== MATERIAL FOR THIS EXERCISE ==

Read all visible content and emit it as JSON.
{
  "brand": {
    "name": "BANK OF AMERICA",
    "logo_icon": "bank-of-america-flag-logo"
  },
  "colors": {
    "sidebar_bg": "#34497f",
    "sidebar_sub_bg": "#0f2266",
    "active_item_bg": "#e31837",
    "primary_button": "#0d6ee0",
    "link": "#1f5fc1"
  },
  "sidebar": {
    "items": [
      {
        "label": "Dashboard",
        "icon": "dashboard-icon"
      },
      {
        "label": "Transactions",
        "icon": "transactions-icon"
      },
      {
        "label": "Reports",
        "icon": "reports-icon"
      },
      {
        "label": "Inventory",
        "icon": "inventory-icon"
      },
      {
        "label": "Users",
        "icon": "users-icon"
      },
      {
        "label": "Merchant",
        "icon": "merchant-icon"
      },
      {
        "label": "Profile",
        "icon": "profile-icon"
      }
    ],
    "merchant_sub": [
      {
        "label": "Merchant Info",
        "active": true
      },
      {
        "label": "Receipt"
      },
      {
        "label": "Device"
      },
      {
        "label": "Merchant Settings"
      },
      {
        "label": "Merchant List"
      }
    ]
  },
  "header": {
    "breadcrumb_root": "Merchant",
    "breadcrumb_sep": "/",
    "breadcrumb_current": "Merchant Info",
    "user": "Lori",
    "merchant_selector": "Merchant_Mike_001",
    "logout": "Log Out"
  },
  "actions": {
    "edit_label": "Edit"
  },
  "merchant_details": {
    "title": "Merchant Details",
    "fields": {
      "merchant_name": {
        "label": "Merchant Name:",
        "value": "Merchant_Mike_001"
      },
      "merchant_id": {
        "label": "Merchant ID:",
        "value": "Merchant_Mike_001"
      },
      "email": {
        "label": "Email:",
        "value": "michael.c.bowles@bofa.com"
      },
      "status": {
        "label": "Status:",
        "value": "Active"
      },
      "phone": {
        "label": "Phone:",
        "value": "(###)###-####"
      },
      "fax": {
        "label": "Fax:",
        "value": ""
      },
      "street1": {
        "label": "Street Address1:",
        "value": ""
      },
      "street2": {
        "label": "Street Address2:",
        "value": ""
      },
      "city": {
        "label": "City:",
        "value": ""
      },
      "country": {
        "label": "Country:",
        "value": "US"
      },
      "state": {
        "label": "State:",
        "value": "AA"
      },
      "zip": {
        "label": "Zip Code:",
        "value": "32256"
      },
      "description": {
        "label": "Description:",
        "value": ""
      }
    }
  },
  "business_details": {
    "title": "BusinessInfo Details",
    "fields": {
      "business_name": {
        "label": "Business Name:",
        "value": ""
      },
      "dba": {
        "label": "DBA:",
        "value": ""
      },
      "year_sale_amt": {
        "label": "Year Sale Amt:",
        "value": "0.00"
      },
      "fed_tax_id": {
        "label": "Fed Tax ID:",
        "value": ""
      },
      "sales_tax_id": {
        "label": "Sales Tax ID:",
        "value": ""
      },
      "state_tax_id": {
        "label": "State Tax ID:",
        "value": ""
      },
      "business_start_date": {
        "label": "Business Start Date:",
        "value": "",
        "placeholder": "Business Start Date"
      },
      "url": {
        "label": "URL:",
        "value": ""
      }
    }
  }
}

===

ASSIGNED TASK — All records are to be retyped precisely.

SOLUTION TO THIS TASK —
Read all visible content and emit it as JSON.
{
  "brand": {
    "name": "BANK OF AMERICA",
    "logo_icon": "bank-of-america-flag-logo"
  },
  "colors": {
    "sidebar_bg": "#34497f",
    "sidebar_sub_bg": "#0f2266",
    "active_item_bg": "#e31837",
    "primary_button": "#0d6ee0",
    "link": "#1f5fc1"
  },
  "sidebar": {
    "items": [
      {
        "label": "Dashboard",
        "icon": "dashboard-icon"
      },
      {
        "label": "Transactions",
        "icon": "transactions-icon"
      },
      {
        "label": "Reports",
        "icon": "reports-icon"
      },
      {
        "label": "Inventory",
        "icon": "inventory-icon"
      },
      {
        "label": "Users",
        "icon": "users-icon"
      },
      {
        "label": "Merchant",
        "icon": "merchant-icon"
      },
      {
        "label": "Profile",
        "icon": "profile-icon"
      }
    ],
    "merchant_sub": [
      {
        "label": "Merchant Info",
        "active": true
      },
      {
        "label": "Receipt"
      },
      {
        "label": "Device"
      },
      {
        "label": "Merchant Settings"
      },
      {
        "label": "Merchant List"
      }
    ]
  },
  "header": {
    "breadcrumb_root": "Merchant",
    "breadcrumb_sep": "/",
    "breadcrumb_current": "Merchant Info",
    "user": "Lori",
    "merchant_selector": "Merchant_Mike_001",
    "logout": "Log Out"
  },
  "actions": {
    "edit_label": "Edit"
  },
  "merchant_details": {
    "title": "Merchant Details",
    "fields": {
      "merchant_name": {
        "label": "Merchant Name:",
        "value": "Merchant_Mike_001"
      },
      "merchant_id": {
        "label": "Merchant ID:",
        "value": "Merchant_Mike_001"
      },
      "email": {
        "label": "Email:",
        "value": "michael.c.bowles@bofa.com"
      },
      "status": {
        "label": "Status:",
        "value": "Active"
      },
      "phone": {
        "label": "Phone:",
        "value": "(###)###-####"
      },
      "fax": {
        "label": "Fax:",
        "value": ""
      },
      "street1": {
        "label": "Street Address1:",
        "value": ""
      },
      "street2": {
        "label": "Street Address2:",
        "value": ""
      },
      "city": {
        "label": "City:",
        "value": ""
      },
      "country": {
        "label": "Country:",
        "value": "US"
      },
      "state": {
        "label": "State:",
        "value": "AA"
      },
      "zip": {
        "label": "Zip Code:",
        "value": "32256"
      },
      "description": {
        "label": "Description:",
        "value": ""
      }
    }
  },
  "business_details": {
    "title": "BusinessInfo Details",
    "fields": {
      "business_name": {
        "label": "Business Name:",
        "value": ""
      },
      "dba": {
        "label": "DBA:",
        "value": ""
      },
      "year_sale_amt": {
        "label": "Year Sale Amt:",
        "value": "0.00"
      },
      "fed_tax_id": {
        "label": "Fed Tax ID:",
        "value": ""
      },
      "sales_tax_id": {
        "label": "Sales Tax ID:",
        "value": ""
      },
      "state_tax_id": {
        "label": "State Tax ID:",
        "value": ""
      },
      "business_start_date": {
        "label": "Business Start Date:",
        "value": "",
        "placeholder": "Business Start Date"
      },
      "url": {
        "label": "URL:",
        "value": ""
      }
    }
  }
}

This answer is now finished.